In the first half, acclaimed business writer James Ledbetter joined George Knapp to explore the history of gold and America’s volatile relationship to this hallowed metal. Ledbetter said that he first got the idea to research the issue while watching the 2012 Republican presidential debates, and was struck by the willingness of the majority of the candidates to put the United States back on the "gold standard," where currency is backed up with the country’s gold reserves, and wondered what it was about that issue that "resonates with so many voters." He pointed out that there was actually a 'mini gold rush' in North Carolina in 1799, and that much of the metal from that era ended up in the national treasury.
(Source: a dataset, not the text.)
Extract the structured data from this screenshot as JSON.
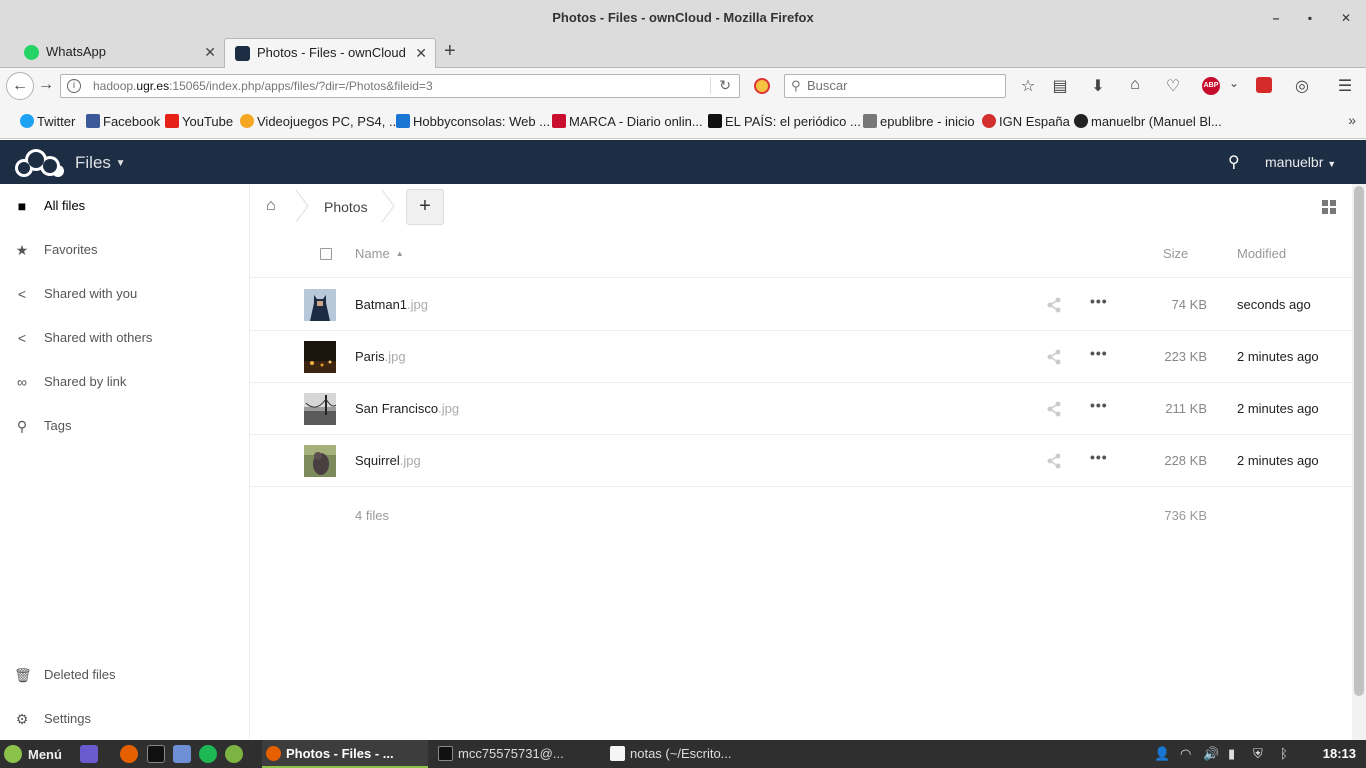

Ledbetter described the California gold rush as the event that allowed the United States to become an economic world power. He described the state as a "nation within a nation," which for a time had a larger active stock market than New York. Soon after the Civil War, the U.S. government moved to back its paper money with gold reserves, which was the standard until 1971, when Richard Nixon ended the practice, mainly, Ledbetter said because "the gold supply was no longer sufficient to prop up the monetary system." Government schemes in the 1960s, such as using nuclear explosions to mine gold, or using science to turn other elements into the precious metal actually cost more than the product was worth. Owning gold now is not essential, Ledbetter believes, since people "lose money in gold as much as they make it" because the value is tied to market influences.
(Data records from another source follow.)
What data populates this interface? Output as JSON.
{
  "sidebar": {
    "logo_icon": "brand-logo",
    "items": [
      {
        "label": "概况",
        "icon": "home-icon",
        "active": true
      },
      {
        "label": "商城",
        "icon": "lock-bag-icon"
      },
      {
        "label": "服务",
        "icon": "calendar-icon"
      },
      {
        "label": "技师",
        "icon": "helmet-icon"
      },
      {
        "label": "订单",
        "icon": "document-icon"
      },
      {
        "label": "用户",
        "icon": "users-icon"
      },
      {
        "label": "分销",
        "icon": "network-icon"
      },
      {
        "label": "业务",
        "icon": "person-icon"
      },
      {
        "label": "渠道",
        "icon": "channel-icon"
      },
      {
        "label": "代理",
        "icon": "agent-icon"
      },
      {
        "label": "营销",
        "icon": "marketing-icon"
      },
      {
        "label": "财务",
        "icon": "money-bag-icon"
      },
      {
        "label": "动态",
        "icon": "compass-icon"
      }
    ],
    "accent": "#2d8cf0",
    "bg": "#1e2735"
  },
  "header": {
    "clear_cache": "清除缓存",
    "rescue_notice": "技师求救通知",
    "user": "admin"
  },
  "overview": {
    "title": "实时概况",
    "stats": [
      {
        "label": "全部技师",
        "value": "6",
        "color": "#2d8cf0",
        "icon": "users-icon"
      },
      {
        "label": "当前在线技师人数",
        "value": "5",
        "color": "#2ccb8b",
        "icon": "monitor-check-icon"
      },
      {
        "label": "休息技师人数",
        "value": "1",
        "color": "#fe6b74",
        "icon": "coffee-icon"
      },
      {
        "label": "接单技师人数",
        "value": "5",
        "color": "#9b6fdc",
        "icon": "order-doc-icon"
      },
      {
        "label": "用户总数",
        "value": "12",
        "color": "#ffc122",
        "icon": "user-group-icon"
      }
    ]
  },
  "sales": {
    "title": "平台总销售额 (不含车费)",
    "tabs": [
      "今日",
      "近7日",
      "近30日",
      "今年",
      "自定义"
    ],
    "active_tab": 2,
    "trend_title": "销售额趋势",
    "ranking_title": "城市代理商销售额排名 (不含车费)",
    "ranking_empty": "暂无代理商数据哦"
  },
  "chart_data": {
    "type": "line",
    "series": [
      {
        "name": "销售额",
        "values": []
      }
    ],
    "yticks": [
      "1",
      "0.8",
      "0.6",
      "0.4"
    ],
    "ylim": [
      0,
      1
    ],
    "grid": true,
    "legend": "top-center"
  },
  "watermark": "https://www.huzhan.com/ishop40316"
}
In part two, Matthew Alford revealed how the national security state, led by the CIA and Pentagon, has influenced more than eight-hundred Hollywood films and over a thousand network television shows. Alford discussed how the government has gone to considerable lengths to prevent information from reaching the masses with specific script changes or even buying stories before they are produced. Alford said that this influence "has been going on since the beginning of Hollywood" and throughout the 20th century. Politicians and others in power have always felt that "movies are the most powerful tools for recruitment and changing people’s minds" even though there is still no reliable scientific evidence on their effectiveness.
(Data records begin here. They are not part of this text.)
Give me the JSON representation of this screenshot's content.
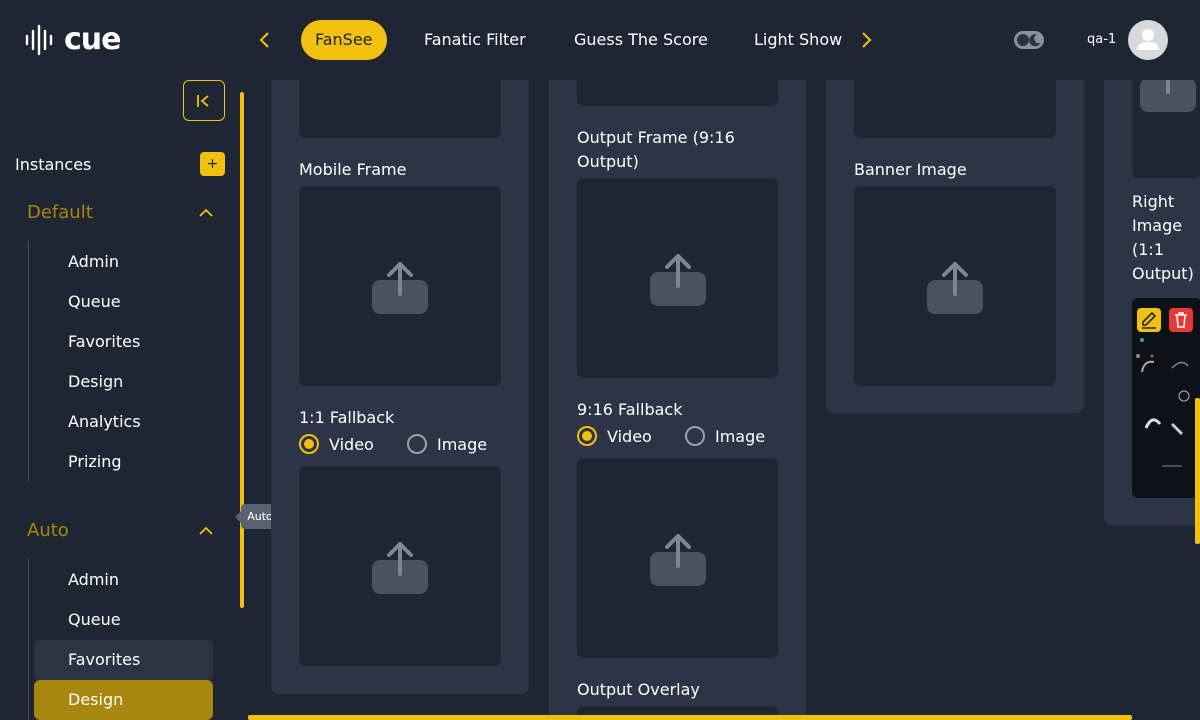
{
  "app": {
    "logo_text": "cue",
    "logo_icon": "soundwave-logo-icon"
  },
  "header": {
    "tabs": [
      {
        "label": "FanSee",
        "active": true
      },
      {
        "label": "Fanatic Filter",
        "active": false
      },
      {
        "label": "Guess The Score",
        "active": false
      },
      {
        "label": "Light Show",
        "active": false
      }
    ],
    "user_name": "qa-1"
  },
  "sidebar": {
    "instances_label": "Instances",
    "add_label": "+",
    "groups": [
      {
        "title": "Default",
        "items": [
          "Admin",
          "Queue",
          "Favorites",
          "Design",
          "Analytics",
          "Prizing"
        ]
      },
      {
        "title": "Auto",
        "items": [
          "Admin",
          "Queue",
          "Favorites",
          "Design"
        ]
      }
    ],
    "tooltip": "Auto"
  },
  "main": {
    "col1": {
      "mobile_frame_label": "Mobile Frame",
      "fallback_label": "1:1 Fallback",
      "radio_video": "Video",
      "radio_image": "Image",
      "selected": "Video"
    },
    "col2": {
      "output_frame_label": "Output Frame (9:16 Output)",
      "fallback_label": "9:16 Fallback",
      "radio_video": "Video",
      "radio_image": "Image",
      "selected": "Video",
      "output_overlay_label": "Output Overlay"
    },
    "col3": {
      "banner_label": "Banner Image"
    },
    "col4": {
      "right_image_label": "Right Image (1:1 Output)"
    }
  },
  "colors": {
    "accent": "#f2c00f",
    "accent_dark": "#a8860f",
    "bg": "#1f2633",
    "card": "#2b3546",
    "danger": "#e53935"
  }
}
Nevertheless, Alford said, the Pentagon and other government organizations currently maintain close relationships "at the highest levels" in the film and television industries. Alford used the Transformers series as an example, where he discovered that the relationship between director Michael Bay and the government was so "symbiotic," that after the first film, no signed cooperation agreements were needed. He contrasted this with Independence Day, which according to his research, rejected any Pentagon influence because of restrictive requests for changing the script to eliminate any government involvement with the Roswell Incident or Area 51. Alford believes that most films that secure the cooperation of the authorities are recruitment tools. He recalled that there were Navy recruiters in theater lobbies during the initial release of Top Gun. His concern with this sort of influence is that popular culture may become "something where you can’t really dissent from the government line." Related article.